Kiwis to take part in world’s biggest earthquake drillCivil Defence
At 1.30pm tomorrow, hundreds of thousands of Kiwis will join about 65 million people around the globe in ShakeOut, the world’s biggest earthquake drill.
The annual drill is to remind people of the right action to take during an earthquake which is to Drop, Cover, Hold, and to practise their tsunami hīkoi (evacuation) if they are in a coastal area.
Minister of Civil Defence Peeni Henare will be doing the drill tomorrow with students at Evans Bay Intermediate School in Wellington.
“All of New Zealand is at risk of earthquakes and all of our coastline is at risk of tsunami.
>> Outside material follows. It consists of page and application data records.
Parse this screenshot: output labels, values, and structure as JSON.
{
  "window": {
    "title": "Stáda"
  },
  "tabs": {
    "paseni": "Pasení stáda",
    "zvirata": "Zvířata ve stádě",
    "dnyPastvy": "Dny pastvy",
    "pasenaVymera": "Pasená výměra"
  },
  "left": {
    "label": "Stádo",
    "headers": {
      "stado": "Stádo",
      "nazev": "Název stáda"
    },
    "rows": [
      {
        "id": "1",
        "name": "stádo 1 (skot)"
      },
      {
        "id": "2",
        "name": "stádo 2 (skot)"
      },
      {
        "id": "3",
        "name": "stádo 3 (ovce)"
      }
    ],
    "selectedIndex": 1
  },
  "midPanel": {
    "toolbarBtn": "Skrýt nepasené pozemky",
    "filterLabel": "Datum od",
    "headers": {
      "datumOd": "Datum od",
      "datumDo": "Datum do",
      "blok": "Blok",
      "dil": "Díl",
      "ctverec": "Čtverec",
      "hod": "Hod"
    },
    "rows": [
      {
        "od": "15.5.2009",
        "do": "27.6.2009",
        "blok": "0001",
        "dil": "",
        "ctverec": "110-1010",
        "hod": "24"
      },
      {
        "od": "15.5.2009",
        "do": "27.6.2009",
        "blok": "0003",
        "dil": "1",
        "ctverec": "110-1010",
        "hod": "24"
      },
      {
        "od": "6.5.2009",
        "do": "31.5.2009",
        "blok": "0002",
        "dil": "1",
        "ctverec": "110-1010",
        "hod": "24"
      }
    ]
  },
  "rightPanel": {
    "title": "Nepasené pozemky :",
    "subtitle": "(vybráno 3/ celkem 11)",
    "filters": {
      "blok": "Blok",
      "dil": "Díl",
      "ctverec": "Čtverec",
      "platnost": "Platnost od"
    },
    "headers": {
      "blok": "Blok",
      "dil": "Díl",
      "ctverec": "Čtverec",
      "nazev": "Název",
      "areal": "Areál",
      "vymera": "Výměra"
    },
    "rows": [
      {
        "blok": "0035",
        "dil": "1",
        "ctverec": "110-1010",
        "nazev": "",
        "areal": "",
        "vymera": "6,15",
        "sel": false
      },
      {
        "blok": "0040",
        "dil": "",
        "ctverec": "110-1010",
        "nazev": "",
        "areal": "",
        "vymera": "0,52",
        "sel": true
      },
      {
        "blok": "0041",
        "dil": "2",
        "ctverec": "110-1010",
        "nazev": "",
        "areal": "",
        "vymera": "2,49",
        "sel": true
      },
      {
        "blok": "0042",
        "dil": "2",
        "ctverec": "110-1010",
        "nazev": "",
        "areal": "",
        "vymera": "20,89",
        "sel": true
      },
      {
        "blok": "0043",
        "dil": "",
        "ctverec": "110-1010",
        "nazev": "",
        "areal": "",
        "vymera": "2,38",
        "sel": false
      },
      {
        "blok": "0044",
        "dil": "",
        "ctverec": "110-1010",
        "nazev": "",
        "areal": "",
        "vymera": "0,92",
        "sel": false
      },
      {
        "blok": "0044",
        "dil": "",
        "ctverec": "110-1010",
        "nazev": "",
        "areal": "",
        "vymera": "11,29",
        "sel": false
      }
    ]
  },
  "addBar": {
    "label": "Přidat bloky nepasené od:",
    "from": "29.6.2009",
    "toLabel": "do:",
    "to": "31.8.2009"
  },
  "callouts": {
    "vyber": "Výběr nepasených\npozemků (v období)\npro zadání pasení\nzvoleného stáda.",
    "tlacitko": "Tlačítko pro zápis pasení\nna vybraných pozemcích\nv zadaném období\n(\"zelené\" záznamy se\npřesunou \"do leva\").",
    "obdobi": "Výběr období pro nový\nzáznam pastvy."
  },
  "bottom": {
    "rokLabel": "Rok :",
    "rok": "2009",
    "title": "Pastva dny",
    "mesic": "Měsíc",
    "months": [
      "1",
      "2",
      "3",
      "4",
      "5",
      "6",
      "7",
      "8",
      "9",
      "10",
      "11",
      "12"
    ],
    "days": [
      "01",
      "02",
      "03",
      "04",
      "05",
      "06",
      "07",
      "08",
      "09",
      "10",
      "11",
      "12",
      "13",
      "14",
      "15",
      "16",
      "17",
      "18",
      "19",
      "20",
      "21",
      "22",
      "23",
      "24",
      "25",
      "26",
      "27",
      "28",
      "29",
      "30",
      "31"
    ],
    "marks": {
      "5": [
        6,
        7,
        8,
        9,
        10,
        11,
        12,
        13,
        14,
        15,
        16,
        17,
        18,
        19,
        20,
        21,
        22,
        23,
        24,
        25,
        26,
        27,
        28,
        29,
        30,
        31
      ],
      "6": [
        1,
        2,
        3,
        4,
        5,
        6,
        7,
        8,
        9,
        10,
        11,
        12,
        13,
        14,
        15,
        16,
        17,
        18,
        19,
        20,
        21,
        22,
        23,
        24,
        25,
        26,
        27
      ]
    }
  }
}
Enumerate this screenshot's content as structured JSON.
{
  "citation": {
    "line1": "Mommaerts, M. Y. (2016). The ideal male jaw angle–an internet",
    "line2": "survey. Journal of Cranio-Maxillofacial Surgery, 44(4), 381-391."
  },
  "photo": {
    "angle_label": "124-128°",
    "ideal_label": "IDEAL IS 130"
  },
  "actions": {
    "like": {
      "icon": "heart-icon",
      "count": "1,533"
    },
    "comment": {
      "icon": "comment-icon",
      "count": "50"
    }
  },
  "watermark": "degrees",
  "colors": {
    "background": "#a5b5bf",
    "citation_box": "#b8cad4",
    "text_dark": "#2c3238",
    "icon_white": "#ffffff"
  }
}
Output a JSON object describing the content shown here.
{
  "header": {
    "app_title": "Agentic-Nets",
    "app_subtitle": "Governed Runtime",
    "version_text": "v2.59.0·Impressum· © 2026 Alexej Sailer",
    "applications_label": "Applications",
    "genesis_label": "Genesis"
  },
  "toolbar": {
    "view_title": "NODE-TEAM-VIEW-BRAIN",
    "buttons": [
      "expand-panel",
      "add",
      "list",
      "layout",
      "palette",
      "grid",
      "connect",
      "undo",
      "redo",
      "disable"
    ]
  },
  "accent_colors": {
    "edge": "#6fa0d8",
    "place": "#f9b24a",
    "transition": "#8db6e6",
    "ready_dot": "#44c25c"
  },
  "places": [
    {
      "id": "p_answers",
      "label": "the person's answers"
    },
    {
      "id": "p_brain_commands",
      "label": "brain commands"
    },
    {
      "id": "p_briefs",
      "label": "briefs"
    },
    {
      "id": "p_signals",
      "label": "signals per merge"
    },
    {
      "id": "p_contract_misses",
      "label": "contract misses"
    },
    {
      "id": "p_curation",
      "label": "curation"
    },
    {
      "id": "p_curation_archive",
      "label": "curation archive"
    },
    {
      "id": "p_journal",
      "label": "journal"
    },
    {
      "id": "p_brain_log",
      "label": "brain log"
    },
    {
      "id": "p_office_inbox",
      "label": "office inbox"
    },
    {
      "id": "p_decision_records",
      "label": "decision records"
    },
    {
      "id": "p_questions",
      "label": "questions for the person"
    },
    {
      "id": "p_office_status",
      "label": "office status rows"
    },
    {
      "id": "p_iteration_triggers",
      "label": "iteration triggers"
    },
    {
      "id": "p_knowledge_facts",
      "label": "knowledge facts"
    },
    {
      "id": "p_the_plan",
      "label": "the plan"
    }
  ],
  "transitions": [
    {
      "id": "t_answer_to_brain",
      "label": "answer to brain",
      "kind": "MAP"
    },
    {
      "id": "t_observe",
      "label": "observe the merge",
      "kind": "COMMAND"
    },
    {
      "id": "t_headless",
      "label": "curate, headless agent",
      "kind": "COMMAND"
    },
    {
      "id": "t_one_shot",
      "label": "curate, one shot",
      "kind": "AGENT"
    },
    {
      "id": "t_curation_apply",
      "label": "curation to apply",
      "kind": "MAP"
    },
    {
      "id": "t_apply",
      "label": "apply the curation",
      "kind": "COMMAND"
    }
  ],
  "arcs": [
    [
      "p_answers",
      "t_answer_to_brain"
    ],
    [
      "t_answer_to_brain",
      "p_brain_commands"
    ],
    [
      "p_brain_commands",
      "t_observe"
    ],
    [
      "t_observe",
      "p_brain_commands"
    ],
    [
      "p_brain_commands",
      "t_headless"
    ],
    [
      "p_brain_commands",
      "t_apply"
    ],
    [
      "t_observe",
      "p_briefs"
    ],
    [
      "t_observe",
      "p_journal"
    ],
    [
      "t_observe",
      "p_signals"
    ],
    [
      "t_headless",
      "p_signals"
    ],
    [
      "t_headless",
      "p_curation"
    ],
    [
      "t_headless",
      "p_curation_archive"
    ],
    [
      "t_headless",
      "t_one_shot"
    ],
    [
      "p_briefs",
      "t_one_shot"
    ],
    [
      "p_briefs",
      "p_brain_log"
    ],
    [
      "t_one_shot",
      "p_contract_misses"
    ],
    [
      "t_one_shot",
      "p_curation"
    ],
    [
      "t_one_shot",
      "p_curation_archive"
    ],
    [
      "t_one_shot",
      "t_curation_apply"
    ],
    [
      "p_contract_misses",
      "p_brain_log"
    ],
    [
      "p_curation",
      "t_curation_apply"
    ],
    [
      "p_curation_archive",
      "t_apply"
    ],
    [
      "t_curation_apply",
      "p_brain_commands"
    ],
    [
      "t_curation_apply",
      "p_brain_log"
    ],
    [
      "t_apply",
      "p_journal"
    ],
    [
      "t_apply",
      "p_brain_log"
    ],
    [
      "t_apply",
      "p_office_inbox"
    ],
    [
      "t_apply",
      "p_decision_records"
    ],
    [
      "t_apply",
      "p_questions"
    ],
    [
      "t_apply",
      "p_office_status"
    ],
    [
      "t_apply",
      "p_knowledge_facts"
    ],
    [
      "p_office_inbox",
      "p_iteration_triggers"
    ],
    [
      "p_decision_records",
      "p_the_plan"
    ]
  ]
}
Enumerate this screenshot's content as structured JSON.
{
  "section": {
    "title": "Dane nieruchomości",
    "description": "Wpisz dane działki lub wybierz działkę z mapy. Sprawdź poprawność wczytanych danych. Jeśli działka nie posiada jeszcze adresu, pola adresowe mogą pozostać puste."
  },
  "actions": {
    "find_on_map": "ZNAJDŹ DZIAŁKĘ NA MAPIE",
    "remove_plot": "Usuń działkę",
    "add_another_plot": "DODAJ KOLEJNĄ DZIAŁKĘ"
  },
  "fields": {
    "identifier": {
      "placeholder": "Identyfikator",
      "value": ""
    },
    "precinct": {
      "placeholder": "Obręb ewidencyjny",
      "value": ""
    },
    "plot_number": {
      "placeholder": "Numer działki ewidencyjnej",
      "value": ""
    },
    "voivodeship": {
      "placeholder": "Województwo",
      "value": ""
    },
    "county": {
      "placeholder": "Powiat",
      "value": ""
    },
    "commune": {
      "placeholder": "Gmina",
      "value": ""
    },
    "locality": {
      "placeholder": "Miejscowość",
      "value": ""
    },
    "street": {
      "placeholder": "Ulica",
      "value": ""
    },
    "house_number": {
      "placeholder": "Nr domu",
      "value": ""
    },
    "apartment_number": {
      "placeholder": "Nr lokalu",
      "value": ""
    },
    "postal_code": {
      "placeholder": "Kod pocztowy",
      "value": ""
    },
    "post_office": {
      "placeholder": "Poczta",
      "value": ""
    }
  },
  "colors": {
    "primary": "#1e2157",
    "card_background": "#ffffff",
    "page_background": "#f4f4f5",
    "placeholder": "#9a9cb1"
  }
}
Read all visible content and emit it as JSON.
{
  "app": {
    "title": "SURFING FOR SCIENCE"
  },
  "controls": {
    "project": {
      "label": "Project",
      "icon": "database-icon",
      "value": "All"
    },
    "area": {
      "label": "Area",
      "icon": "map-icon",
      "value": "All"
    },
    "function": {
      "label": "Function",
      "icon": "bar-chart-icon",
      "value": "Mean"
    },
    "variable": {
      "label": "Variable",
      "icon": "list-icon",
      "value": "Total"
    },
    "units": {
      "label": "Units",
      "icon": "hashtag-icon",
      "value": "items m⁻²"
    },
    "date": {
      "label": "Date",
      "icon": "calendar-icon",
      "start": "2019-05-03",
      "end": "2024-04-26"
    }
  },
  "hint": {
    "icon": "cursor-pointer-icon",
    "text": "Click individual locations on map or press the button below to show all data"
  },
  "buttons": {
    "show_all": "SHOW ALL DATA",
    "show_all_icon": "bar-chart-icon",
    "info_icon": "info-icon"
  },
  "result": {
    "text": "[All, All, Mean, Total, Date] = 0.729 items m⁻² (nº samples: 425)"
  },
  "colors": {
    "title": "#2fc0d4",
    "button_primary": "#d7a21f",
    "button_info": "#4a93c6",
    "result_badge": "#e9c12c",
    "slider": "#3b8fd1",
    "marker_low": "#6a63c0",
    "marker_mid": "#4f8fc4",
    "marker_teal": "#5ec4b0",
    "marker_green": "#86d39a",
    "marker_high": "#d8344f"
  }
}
We can’t predict when one will happen, or where we will be, but we can protect ourselves and our whanau by practising what to do.”
Peeni Henare says recent events have reinforced the importance of knowing what to do in an earthquake or when there is a tsunami threat.
“Since 2016, we’ve experienced one massive earthquake and two local source tsunami (The Kaikoura earthquake and tsunami in November 2016, and the East Cape tsunami two months prior in September 2016).
“We’ve also learned even more about seismic risks such as the Alpine Fault, the Hikurangi Fault, and the Kermadec Trench.
“The ShakeOut drill will help make the Drop, Cover Hold actions second nature, while giving us a chance to practise our tsunami evacuation routes.”
While ShakeOut will be held during the school and work day, people should try the drill with their whanau at a time that suits them.